> _Stored data_:
┄┄┄┄┄┄

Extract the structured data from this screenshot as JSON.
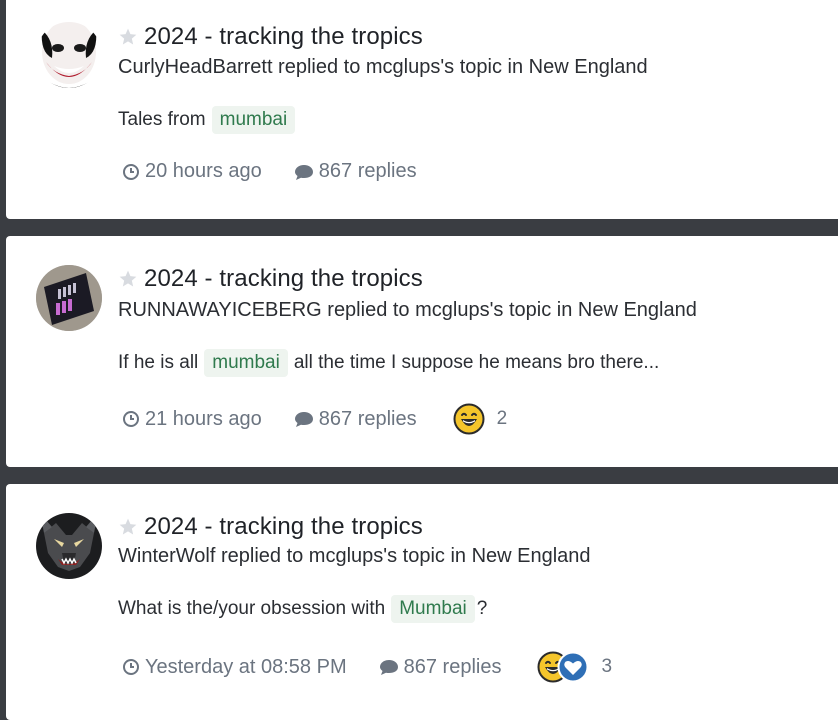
{
  "activity": [
    {
      "avatar": "joker-face-avatar",
      "title": "2024 - tracking the tropics",
      "meta": "CurlyHeadBarrett replied to mcglups's topic in New England",
      "snippet_before": "Tales from",
      "tag": "mumbai",
      "snippet_after": "",
      "time": "20 hours ago",
      "replies": "867 replies",
      "reaction_count": ""
    },
    {
      "avatar": "protest-sign-avatar",
      "title": "2024 - tracking the tropics",
      "meta": "RUNNAWAYICEBERG replied to mcglups's topic in New England",
      "snippet_before": "If he is all",
      "tag": "mumbai",
      "snippet_after": "all the time I suppose he means bro there...",
      "time": "21 hours ago",
      "replies": "867 replies",
      "reaction_count": "2"
    },
    {
      "avatar": "wolf-avatar",
      "title": "2024 - tracking the tropics",
      "meta": "WinterWolf replied to mcglups's topic in New England",
      "snippet_before": "What is the/your obsession with",
      "tag": "Mumbai",
      "snippet_after": "?",
      "time": "Yesterday at 08:58 PM",
      "replies": "867 replies",
      "reaction_count": "3"
    }
  ],
  "colors": {
    "background": "#3a3d42",
    "tag_bg": "#eef4ef",
    "tag_text": "#2f7a4d",
    "muted": "#6b7480",
    "heart_blue": "#2f6fb6",
    "emoji_yellow": "#f5c52b"
  }
}
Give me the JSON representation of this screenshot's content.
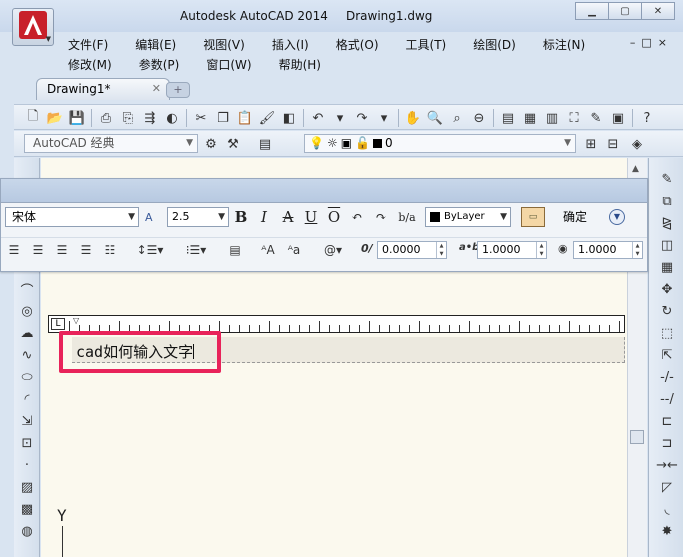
{
  "app": {
    "title": "Autodesk AutoCAD 2014",
    "file_name": "Drawing1.dwg"
  },
  "menu": {
    "row1": [
      "文件(F)",
      "编辑(E)",
      "视图(V)",
      "插入(I)",
      "格式(O)",
      "工具(T)",
      "绘图(D)",
      "标注(N)"
    ],
    "row2": [
      "修改(M)",
      "参数(P)",
      "窗口(W)",
      "帮助(H)"
    ]
  },
  "tab": {
    "label": "Drawing1*"
  },
  "toolbar": {
    "workspace": "AutoCAD 经典",
    "layer_value": "0"
  },
  "text_editor": {
    "font": "宋体",
    "text_height": "2.5",
    "color": "ByLayer",
    "ok_label": "确定",
    "oblique": "0.0000",
    "tracking": "1.0000",
    "width_factor": "1.0000"
  },
  "mtext": {
    "content": "cad如何输入文字"
  },
  "colors": {
    "highlight": "#e8235a",
    "canvas": "#fbf9ee",
    "logo_red": "#c8202a"
  }
}
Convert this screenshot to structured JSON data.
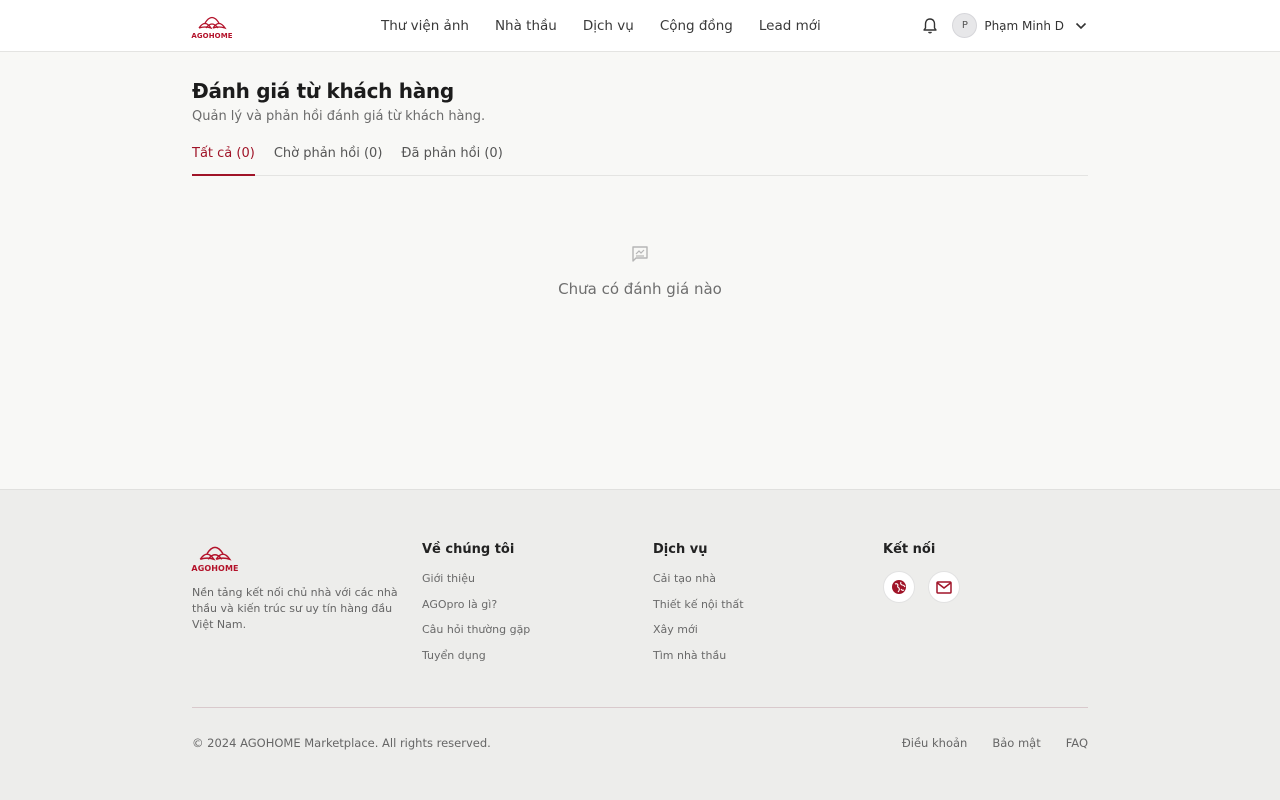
{
  "brand": {
    "name": "AGOHOME",
    "color": "#b3122a"
  },
  "header": {
    "nav": [
      "Thư viện ảnh",
      "Nhà thầu",
      "Dịch vụ",
      "Cộng đồng",
      "Lead mới"
    ],
    "avatar_initial": "P",
    "username": "Phạm Minh D",
    "icons": {
      "notifications": "bell-icon",
      "menu": "chevron-down-icon"
    }
  },
  "page": {
    "title": "Đánh giá từ khách hàng",
    "subtitle": "Quản lý và phản hồi đánh giá từ khách hàng.",
    "tabs": [
      {
        "label": "Tất cả (0)",
        "active": true
      },
      {
        "label": "Chờ phản hồi (0)",
        "active": false
      },
      {
        "label": "Đã phản hồi (0)",
        "active": false
      }
    ],
    "empty_state": {
      "icon": "review-icon",
      "text": "Chưa có đánh giá nào"
    }
  },
  "footer": {
    "description": "Nền tảng kết nối chủ nhà với các nhà thầu và kiến trúc sư uy tín hàng đầu Việt Nam.",
    "columns": [
      {
        "title": "Về chúng tôi",
        "links": [
          "Giới thiệu",
          "AGOpro là gì?",
          "Câu hỏi thường gặp",
          "Tuyển dụng"
        ]
      },
      {
        "title": "Dịch vụ",
        "links": [
          "Cải tạo nhà",
          "Thiết kế nội thất",
          "Xây mới",
          "Tìm nhà thầu"
        ]
      }
    ],
    "connect_title": "Kết nối",
    "social_icons": [
      "globe-icon",
      "mail-icon"
    ],
    "copyright": "© 2024 AGOHOME Marketplace. All rights reserved.",
    "legal": [
      "Điều khoản",
      "Bảo mật",
      "FAQ"
    ]
  },
  "colors": {
    "accent": "#a01428",
    "background": "#f8f8f6",
    "footer_bg": "#ededeb"
  }
}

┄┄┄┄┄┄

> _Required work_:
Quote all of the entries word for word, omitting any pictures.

> _Final answer_:
Extract the structured data from this screenshot as JSON.
{
  "activity": [
    {
      "avatar": "joker-face-avatar",
      "title": "2024 - tracking the tropics",
      "meta": "CurlyHeadBarrett replied to mcglups's topic in New England",
      "snippet_before": "Tales from",
      "tag": "mumbai",
      "snippet_after": "",
      "time": "20 hours ago",
      "replies": "867 replies",
      "reaction_count": ""
    },
    {
      "avatar": "protest-sign-avatar",
      "title": "2024 - tracking the tropics",
      "meta": "RUNNAWAYICEBERG replied to mcglups's topic in New England",
      "snippet_before": "If he is all",
      "tag": "mumbai",
      "snippet_after": "all the time I suppose he means bro there...",
      "time": "21 hours ago",
      "replies": "867 replies",
      "reaction_count": "2"
    },
    {
      "avatar": "wolf-avatar",
      "title": "2024 - tracking the tropics",
      "meta": "WinterWolf replied to mcglups's topic in New England",
      "snippet_before": "What is the/your obsession with",
      "tag": "Mumbai",
      "snippet_after": "?",
      "time": "Yesterday at 08:58 PM",
      "replies": "867 replies",
      "reaction_count": "3"
    }
  ],
  "colors": {
    "background": "#3a3d42",
    "tag_bg": "#eef4ef",
    "tag_text": "#2f7a4d",
    "muted": "#6b7480",
    "heart_blue": "#2f6fb6",
    "emoji_yellow": "#f5c52b"
  }
}
Give me the JSON representation of this screenshot's content.
{
  "app": {
    "title": "Autodesk AutoCAD 2014",
    "file_name": "Drawing1.dwg"
  },
  "menu": {
    "row1": [
      "文件(F)",
      "编辑(E)",
      "视图(V)",
      "插入(I)",
      "格式(O)",
      "工具(T)",
      "绘图(D)",
      "标注(N)"
    ],
    "row2": [
      "修改(M)",
      "参数(P)",
      "窗口(W)",
      "帮助(H)"
    ]
  },
  "tab": {
    "label": "Drawing1*"
  },
  "toolbar": {
    "workspace": "AutoCAD 经典",
    "layer_value": "0"
  },
  "text_editor": {
    "font": "宋体",
    "text_height": "2.5",
    "color": "ByLayer",
    "ok_label": "确定",
    "oblique": "0.0000",
    "tracking": "1.0000",
    "width_factor": "1.0000"
  },
  "mtext": {
    "content": "cad如何输入文字"
  },
  "colors": {
    "highlight": "#e8235a",
    "canvas": "#fbf9ee",
    "logo_red": "#c8202a"
  }
}
Convert this screenshot to structured JSON data.
{
  "brand": {
    "name": "AGOHOME",
    "color": "#b3122a"
  },
  "header": {
    "nav": [
      "Thư viện ảnh",
      "Nhà thầu",
      "Dịch vụ",
      "Cộng đồng",
      "Lead mới"
    ],
    "avatar_initial": "P",
    "username": "Phạm Minh D",
    "icons": {
      "notifications": "bell-icon",
      "menu": "chevron-down-icon"
    }
  },
  "page": {
    "title": "Đánh giá từ khách hàng",
    "subtitle": "Quản lý và phản hồi đánh giá từ khách hàng.",
    "tabs": [
      {
        "label": "Tất cả (0)",
        "active": true
      },
      {
        "label": "Chờ phản hồi (0)",
        "active": false
      },
      {
        "label": "Đã phản hồi (0)",
        "active": false
      }
    ],
    "empty_state": {
      "icon": "review-icon",
      "text": "Chưa có đánh giá nào"
    }
  },
  "footer": {
    "description": "Nền tảng kết nối chủ nhà với các nhà thầu và kiến trúc sư uy tín hàng đầu Việt Nam.",
    "columns": [
      {
        "title": "Về chúng tôi",
        "links": [
          "Giới thiệu",
          "AGOpro là gì?",
          "Câu hỏi thường gặp",
          "Tuyển dụng"
        ]
      },
      {
        "title": "Dịch vụ",
        "links": [
          "Cải tạo nhà",
          "Thiết kế nội thất",
          "Xây mới",
          "Tìm nhà thầu"
        ]
      }
    ],
    "connect_title": "Kết nối",
    "social_icons": [
      "globe-icon",
      "mail-icon"
    ],
    "copyright": "© 2024 AGOHOME Marketplace. All rights reserved.",
    "legal": [
      "Điều khoản",
      "Bảo mật",
      "FAQ"
    ]
  },
  "colors": {
    "accent": "#a01428",
    "background": "#f8f8f6",
    "footer_bg": "#ededeb"
  }
}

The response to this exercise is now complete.